The Five Degrees of Prayer
In the following extract taken from his monograph explaining the virtues and merits of dhikr – God’s remembrance and invocation, Imam Ibn al-Qayyim (d.751H/1350CE) takes us through the ascending degrees of prayer (salat):
‘With respect to prayer (salat), people are of five levels:
The first [degree] is of he who wrongs his own soul [35:32]; who is negligent [concerning it], and who falls short in his ablution as well as in the times, limits and essential pillars of the prayer.
The second is he who safeguards the times, limits, outward pillars and ablution, but is taken away by the devil’s whisperings and by stray thoughts, which he lacks the inner strength to resist.
The third is he who keeps the limits and essential pillars, and inwardly strives to repel the whisperings and stray thoughts. This person is occupied with striving against his Foe [the Devil], lest he rob him of his prayer. In prayer, he is engaged in jihad.
The fourth is he who stands in prayer, perfecting its rights, limits and pillars. His heart is engrossed in safeguarding its limits and rules, lest he miss any of them. Indeed, his entire focus is on performing the prayer as it ought to be performed; completely and perfectly. By this, concern for the prayer and devotion to his Lord absorb his heart.
The fifth degree is he who stands in prayer and establishes it as the fourth does, but along with this places his heart before his Lord. With this, he beholds his Lord (naziran bi qalbihi ilayhi), is vigilant before Him, and is filled with His love and glory; as if he sees and witnesses Him. Thus all whisperings and stray thoughts vanish, as the veil is lifted between him and his Lord. The difference between this person in his prayer and everyone else is as vast as the distance between heaven and earth. For he is occupied solely with his Lord, in which he finds his source of sheer delight.
[Of the five], the first kind of person is punished; the second admonished; the third redeemed; the fourth rewarded; and the fifth drawn close to his Lord, for his source of delight has been placed in prayer. Whoever is delighted by the prayer in this world, will be delighted by nearness to his Lord in this world and the next.
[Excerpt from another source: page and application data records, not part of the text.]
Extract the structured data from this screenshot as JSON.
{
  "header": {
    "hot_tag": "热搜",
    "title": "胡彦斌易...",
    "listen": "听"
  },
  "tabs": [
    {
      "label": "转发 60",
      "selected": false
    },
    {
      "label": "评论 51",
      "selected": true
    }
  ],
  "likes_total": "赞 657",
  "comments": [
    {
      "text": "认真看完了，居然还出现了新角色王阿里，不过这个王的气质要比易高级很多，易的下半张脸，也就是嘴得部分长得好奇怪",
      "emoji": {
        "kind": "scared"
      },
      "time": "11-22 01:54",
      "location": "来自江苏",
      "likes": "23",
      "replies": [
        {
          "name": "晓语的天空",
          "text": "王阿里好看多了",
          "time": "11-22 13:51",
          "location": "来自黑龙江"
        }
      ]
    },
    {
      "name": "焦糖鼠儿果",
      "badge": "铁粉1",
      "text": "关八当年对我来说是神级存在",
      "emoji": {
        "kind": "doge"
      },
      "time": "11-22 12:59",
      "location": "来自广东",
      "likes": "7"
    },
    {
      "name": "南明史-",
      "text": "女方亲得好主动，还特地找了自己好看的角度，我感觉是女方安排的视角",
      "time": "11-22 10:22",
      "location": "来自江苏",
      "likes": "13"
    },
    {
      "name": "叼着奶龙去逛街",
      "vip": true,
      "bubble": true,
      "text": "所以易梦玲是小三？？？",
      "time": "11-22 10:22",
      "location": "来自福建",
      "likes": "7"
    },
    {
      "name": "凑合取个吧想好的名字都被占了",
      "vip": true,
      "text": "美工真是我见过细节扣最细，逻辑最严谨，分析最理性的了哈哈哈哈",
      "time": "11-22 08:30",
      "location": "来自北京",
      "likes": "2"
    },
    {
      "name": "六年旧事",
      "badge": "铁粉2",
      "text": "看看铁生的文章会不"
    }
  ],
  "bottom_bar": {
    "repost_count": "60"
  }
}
And he who finds delight in God, delights and gladdens others. Whoever does not, leaves this world a loser.’1
1. Al-Wabil al-Sayyib (Damascus: Maktabah Dar al-Bayan, 2006), 55-6.